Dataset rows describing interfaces
────────

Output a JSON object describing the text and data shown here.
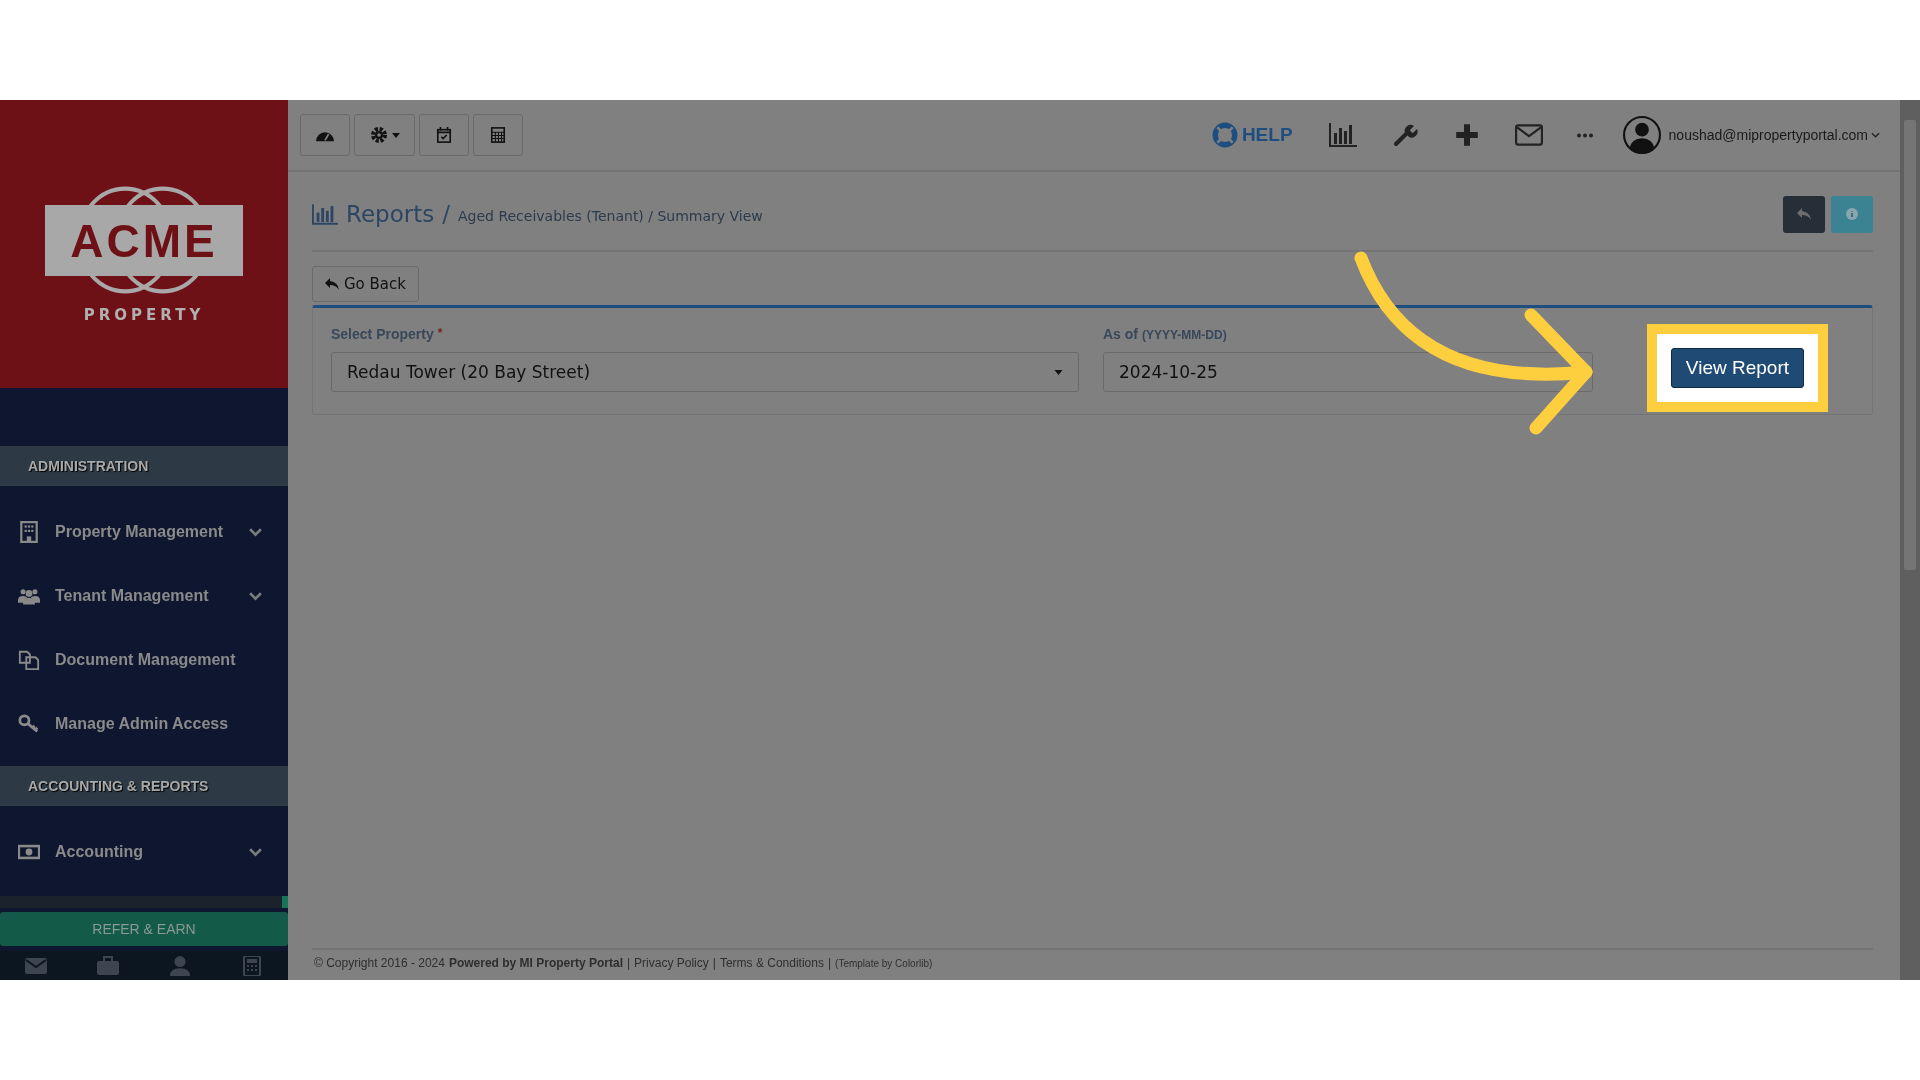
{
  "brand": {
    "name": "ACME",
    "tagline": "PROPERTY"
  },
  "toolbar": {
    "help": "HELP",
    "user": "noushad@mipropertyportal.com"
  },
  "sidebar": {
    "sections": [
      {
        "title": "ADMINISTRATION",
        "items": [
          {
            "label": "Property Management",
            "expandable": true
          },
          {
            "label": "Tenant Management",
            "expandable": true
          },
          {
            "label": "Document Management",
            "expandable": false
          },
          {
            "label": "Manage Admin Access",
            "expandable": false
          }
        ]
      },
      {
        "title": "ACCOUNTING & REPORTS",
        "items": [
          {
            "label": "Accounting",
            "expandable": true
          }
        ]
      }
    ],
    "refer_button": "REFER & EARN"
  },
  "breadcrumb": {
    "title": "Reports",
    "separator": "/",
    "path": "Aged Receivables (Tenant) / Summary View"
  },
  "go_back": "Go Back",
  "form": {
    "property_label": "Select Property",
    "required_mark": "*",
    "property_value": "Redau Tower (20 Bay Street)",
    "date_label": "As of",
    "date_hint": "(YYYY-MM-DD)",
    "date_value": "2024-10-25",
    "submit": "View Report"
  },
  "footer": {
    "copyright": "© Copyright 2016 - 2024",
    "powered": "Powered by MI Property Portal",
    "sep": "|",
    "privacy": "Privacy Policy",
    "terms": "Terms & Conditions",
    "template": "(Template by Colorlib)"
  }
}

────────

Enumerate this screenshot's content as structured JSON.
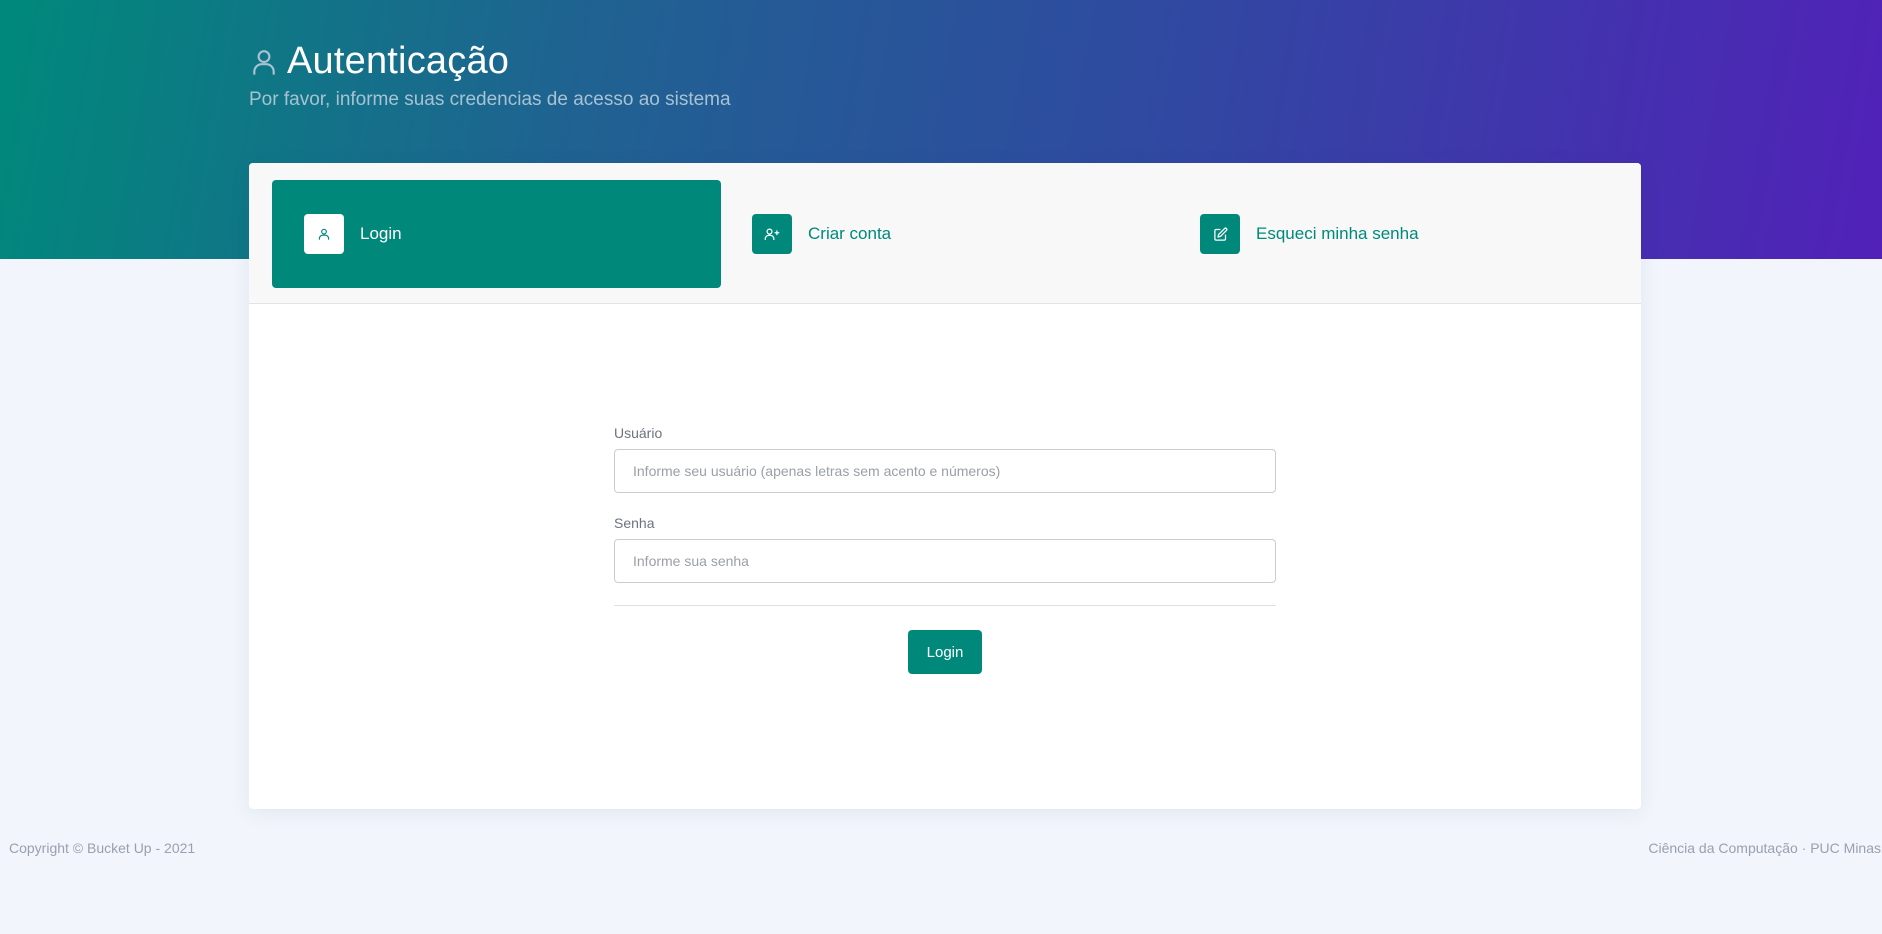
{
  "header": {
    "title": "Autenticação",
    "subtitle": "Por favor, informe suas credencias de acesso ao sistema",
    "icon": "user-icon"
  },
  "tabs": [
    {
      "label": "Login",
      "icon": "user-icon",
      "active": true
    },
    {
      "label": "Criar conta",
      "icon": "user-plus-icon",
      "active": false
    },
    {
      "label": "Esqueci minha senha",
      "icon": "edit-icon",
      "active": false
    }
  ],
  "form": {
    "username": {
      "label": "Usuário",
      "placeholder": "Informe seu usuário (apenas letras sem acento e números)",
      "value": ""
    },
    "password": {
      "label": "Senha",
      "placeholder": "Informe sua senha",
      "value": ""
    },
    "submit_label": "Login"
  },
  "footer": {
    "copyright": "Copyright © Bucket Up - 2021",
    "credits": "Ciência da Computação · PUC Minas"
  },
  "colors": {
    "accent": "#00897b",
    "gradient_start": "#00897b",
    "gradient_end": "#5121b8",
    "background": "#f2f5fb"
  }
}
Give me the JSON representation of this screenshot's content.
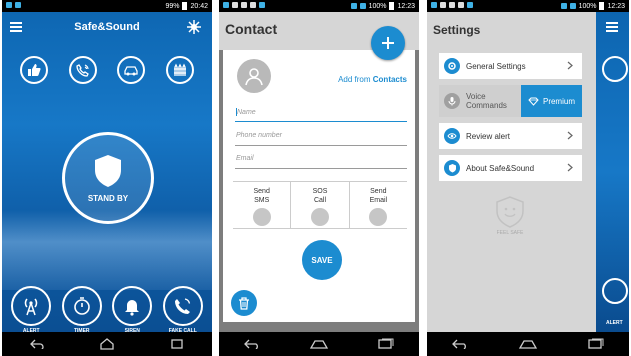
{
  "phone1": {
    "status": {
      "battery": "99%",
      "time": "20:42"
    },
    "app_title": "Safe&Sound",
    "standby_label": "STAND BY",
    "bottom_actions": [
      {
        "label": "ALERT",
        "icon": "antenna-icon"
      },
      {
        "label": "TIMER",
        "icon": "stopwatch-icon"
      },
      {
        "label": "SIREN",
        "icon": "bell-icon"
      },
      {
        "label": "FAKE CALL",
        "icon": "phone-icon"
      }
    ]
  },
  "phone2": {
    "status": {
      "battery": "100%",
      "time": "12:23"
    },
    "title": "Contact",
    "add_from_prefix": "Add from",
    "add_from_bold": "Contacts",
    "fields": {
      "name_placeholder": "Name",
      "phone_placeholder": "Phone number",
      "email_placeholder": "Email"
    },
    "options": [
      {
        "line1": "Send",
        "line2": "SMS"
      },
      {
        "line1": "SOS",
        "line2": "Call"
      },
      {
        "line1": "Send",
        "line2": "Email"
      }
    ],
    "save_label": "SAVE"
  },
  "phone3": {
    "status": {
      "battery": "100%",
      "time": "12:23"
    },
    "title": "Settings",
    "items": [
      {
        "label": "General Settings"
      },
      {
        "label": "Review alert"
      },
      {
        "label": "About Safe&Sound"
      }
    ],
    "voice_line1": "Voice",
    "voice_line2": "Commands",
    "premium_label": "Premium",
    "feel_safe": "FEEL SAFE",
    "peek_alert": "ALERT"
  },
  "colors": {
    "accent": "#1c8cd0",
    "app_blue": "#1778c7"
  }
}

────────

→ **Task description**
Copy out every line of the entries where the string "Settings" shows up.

→ **Problem solution**
    "title": "Settings",
        "label": "General Settings"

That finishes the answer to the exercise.